Wading across the rising creek, I suddenly spotted an unusually large shell on the bottom, partly obscured by eelgrass. Curious, I lifted it out and put it in my bucket among the frilly oysters; it rang against the side of the galvanized bucket like a bell. Not a shell, then, but what? By now the tide was surging in and I made my way over the rocks to the place where the rest of my family had finished filling their bucket with butter clams and littlenecks.
It was Thanksgiving weekend, circa 1991. (My son Forrest just told me he thought it was the year after we returned from a winter in Utah, the year after we bought our little boat, and that we’d taken my parents with us down the lake to where it almost meets the ocean in order to gather some clams and oysters for Thanksgiving dinner. So 1991 sounds right.)
Remembering my strange disc, I took it out of my bucket and showed the others. Holding it up to the light, turning it this way and that, we could tell it was a plate but so covered in mud and algae and even a little group of barnacles fastened to the rim, that we couldn’t tell what colour it was. I scraped away a corner of the algae with my oyster knife and was started to see brilliant yellow showing through.
Those were wonderful years. My children were growing, I was finding my way back to writing after a long period of diapers, babies waking in the night, the pre-school years with all the driving back and forth to the village nearest us to drop off and pick up children. I wanted to write poetry but found that particular voice and focus had abandoned me. This other thing—I didn’t know what to call it but the prose lines could carry a little poetry, they could hold images intact, but somehow they didn’t need to be shaped into stanzas—anyway, this other form presented itself to me, encouraging me to at least try. And I did.

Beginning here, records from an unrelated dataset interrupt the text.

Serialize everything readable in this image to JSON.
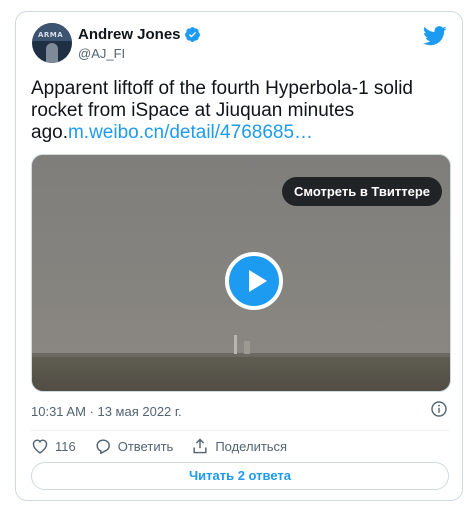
{
  "author": {
    "name": "Andrew Jones",
    "handle": "@AJ_FI",
    "avatar_text": "ARMA"
  },
  "tweet": {
    "text": "Apparent liftoff of the fourth Hyperbola-1 solid rocket from iSpace at Jiuquan minutes ago.",
    "link": "m.weibo.cn/detail/4768685…"
  },
  "media": {
    "watch_label": "Смотреть в Твиттере"
  },
  "timestamp": "10:31 AM · 13 мая 2022 г.",
  "actions": {
    "likes": "116",
    "reply_label": "Ответить",
    "share_label": "Поделиться"
  },
  "read_replies_label": "Читать 2 ответа",
  "colors": {
    "accent": "#1d9bf0",
    "muted": "#536471",
    "border": "#cfd9de"
  },
  "icons": [
    "verified-badge-icon",
    "twitter-bird-icon",
    "play-icon",
    "info-icon",
    "heart-icon",
    "reply-icon",
    "share-icon"
  ]
}
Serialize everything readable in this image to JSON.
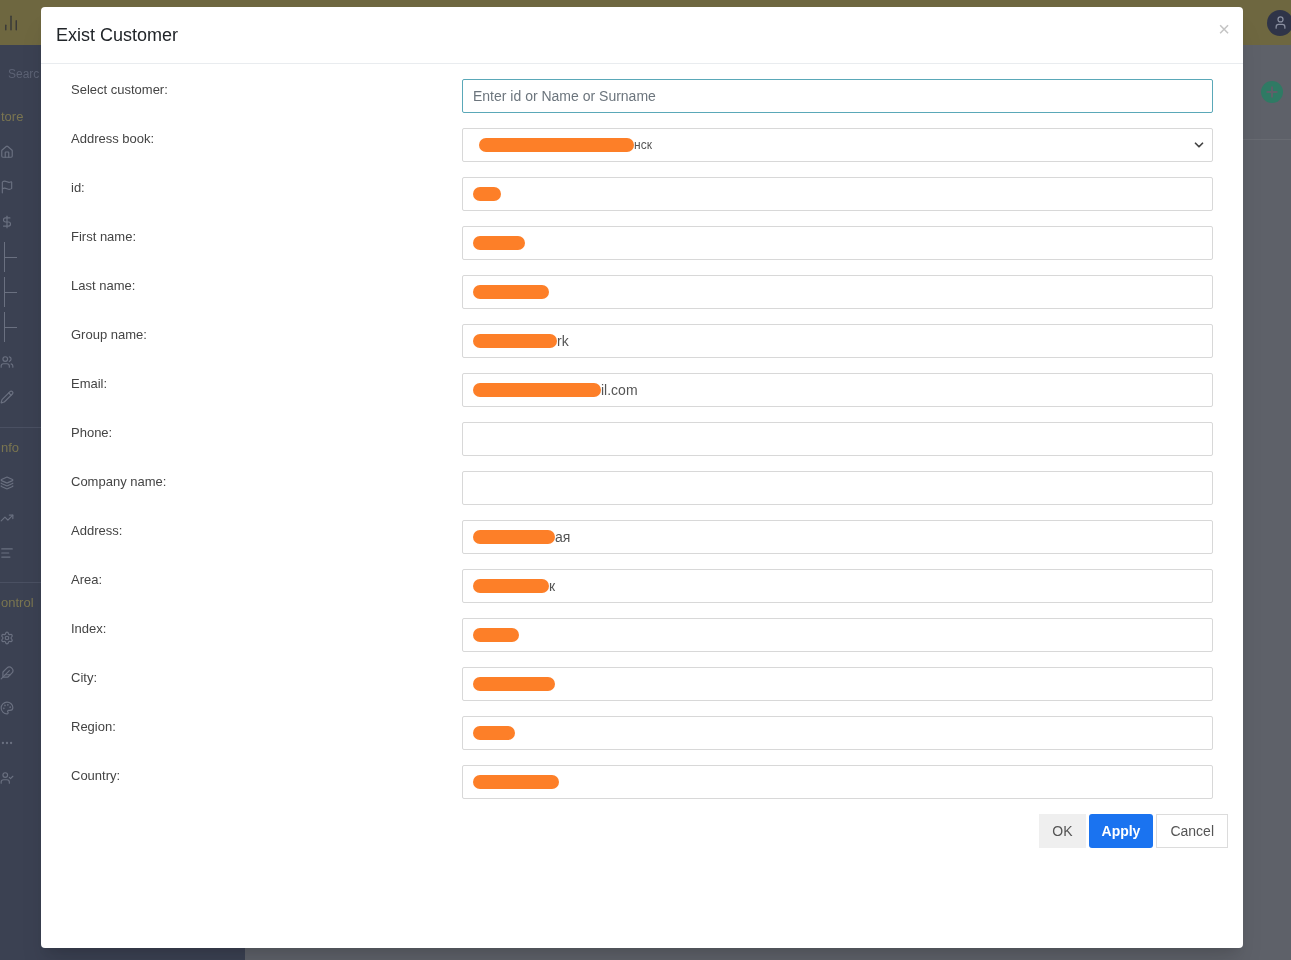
{
  "backdrop": {
    "search": "Searc",
    "sections": [
      {
        "title": "tore",
        "items": [
          {
            "kind": "home"
          },
          {
            "kind": "flag"
          },
          {
            "kind": "dollar"
          },
          {
            "kind": "sub"
          },
          {
            "kind": "sub"
          },
          {
            "kind": "sub"
          },
          {
            "kind": "users"
          },
          {
            "kind": "pen"
          }
        ]
      },
      {
        "title": "nfo",
        "items": [
          {
            "kind": "layers"
          },
          {
            "kind": "chart"
          },
          {
            "kind": "list"
          }
        ]
      },
      {
        "title": "ontrol",
        "items": [
          {
            "kind": "gear"
          },
          {
            "kind": "leaf"
          },
          {
            "kind": "palette"
          },
          {
            "kind": "dots"
          },
          {
            "kind": "people"
          }
        ]
      }
    ]
  },
  "dialog": {
    "title": "Exist Customer",
    "close": "×",
    "fields": [
      {
        "label": "Select customer:",
        "kind": "text",
        "placeholder": "Enter id or Name or Surname",
        "focused": true,
        "redacted": false
      },
      {
        "label": "Address book:",
        "kind": "select",
        "value": "нск",
        "focused": false,
        "redacted": true
      },
      {
        "label": "id:",
        "kind": "text",
        "focused": false,
        "redacted": true
      },
      {
        "label": "First name:",
        "kind": "text",
        "focused": false,
        "redacted": true
      },
      {
        "label": "Last name:",
        "kind": "text",
        "focused": false,
        "redacted": true
      },
      {
        "label": "Group name:",
        "kind": "text",
        "value": "rk",
        "focused": false,
        "redacted": true
      },
      {
        "label": "Email:",
        "kind": "text",
        "value": "il.com",
        "focused": false,
        "redacted": true
      },
      {
        "label": "Phone:",
        "kind": "text",
        "focused": false,
        "redacted": false
      },
      {
        "label": "Company name:",
        "kind": "text",
        "focused": false,
        "redacted": false
      },
      {
        "label": "Address:",
        "kind": "text",
        "value": "ая",
        "focused": false,
        "redacted": true
      },
      {
        "label": "Area:",
        "kind": "text",
        "value": "к",
        "focused": false,
        "redacted": true
      },
      {
        "label": "Index:",
        "kind": "text",
        "focused": false,
        "redacted": true
      },
      {
        "label": "City:",
        "kind": "text",
        "focused": false,
        "redacted": true
      },
      {
        "label": "Region:",
        "kind": "text",
        "focused": false,
        "redacted": true
      },
      {
        "label": "Country:",
        "kind": "text",
        "focused": false,
        "redacted": true
      }
    ],
    "buttons": [
      {
        "label": "OK",
        "kind": "secondary"
      },
      {
        "label": "Apply",
        "kind": "primary"
      },
      {
        "label": "Cancel",
        "kind": "outline"
      }
    ]
  }
}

To our right as we walked, there was an abandoned fish-counting shack between us and the creek.
I learned to pay attention in a different way. I also learned that this form was as open and as shapely as poems had ever been to me. Maybe these were essays I was trying to write but the pages themselves were also hoping there’d be room for some music, lists of plants, notes for quilts, a recipe or two, a family tree, and real trees too, with all their leaves and cambium and root systems; they were hoping for weather and birdsong and what it felt like to be damaged, what it felt like to enter a river and plunge forward.
There was broken glass around the door and old tins and a midden of shells. Half in, half out, an iron bedframe leaned against the door and the floor had rotted through, sword ferns growing into the room in one place, shattered window glass and bottles all over.
I wrote one, and then I wrote another. I realized I could keep doing this without ever coming to the end of what I wanted to do, what I wanted to try to do. It wasn’t poetry (my first love) but it was generous, it was forgiving, and here it was, inviting me to at least try.
A rough shelf hung partly off one wall and on the shelf were four dusty yellow plates, the only things in the shack that were unbroken. They were waiting, as the first plate waited, in a dark corner, not underwater, but fallen the same, five suns from a flying heaven.
“Yellow Plates” was the second essay I wrote, after “Morning Glory”, and then there was another, and another, until I had a collection of them, Red Laredo Boots, published in 1996 as part of the Transmontanus series (so brilliantly conceived by Terry Glavin). The five yellow plates graced our table for years, one for each of us. Then, as plates do, one broke, then another, until there were two left, one for John and one for me, because our children grew up and moved to other cities. One of the plates was cracked and chipped but not quite enough to make it unusable. The other day, doing dishes, I dropped the last fully intact plate onto our tile floor and two big chips were the result. We’re going to retire both plates, worn and scarred, to the sunroom where they can serve as saucers for plants overwintering by the south windows.
We each said a grace before eating, something to be thankful for—food, family, the peace of the big trees around us and the weather bringing rain, wind, the brilliance of sunlight in October, sometimes streaming from the great sun above and sometimes hidden in creekbeds, shacks, flawed under dust and barnacles, waiting to be found and praised.
I wish you a good Thanksgiving wherever you are and I wish our country, our planet, the peace and care they deserve.
*Note: Red Laredo Boots is out of print but I have some copies here. If you’re interested in buying a copy ($16 plus $3 shipping within Canada), just let me know.